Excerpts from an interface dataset
————

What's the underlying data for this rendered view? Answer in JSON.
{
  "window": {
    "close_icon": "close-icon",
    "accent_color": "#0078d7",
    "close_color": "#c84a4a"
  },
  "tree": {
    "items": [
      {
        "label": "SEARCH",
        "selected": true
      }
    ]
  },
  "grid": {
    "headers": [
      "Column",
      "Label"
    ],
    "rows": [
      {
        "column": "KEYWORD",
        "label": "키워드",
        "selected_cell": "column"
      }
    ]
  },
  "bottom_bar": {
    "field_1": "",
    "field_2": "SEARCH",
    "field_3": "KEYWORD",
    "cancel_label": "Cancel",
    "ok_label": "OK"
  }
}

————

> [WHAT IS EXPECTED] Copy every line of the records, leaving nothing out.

> [RESULT OF THIS EXERCISE]
What's the underlying data for this rendered view? Answer in JSON.
{
  "window": {
    "close_icon": "close-icon",
    "accent_color": "#0078d7",
    "close_color": "#c84a4a"
  },
  "tree": {
    "items": [
      {
        "label": "SEARCH",
        "selected": true
      }
    ]
  },
  "grid": {
    "headers": [
      "Column",
      "Label"
    ],
    "rows": [
      {
        "column": "KEYWORD",
        "label": "키워드",
        "selected_cell": "column"
      }
    ]
  },
  "bottom_bar": {
    "field_1": "",
    "field_2": "SEARCH",
    "field_3": "KEYWORD",
    "cancel_label": "Cancel",
    "ok_label": "OK"
  }
}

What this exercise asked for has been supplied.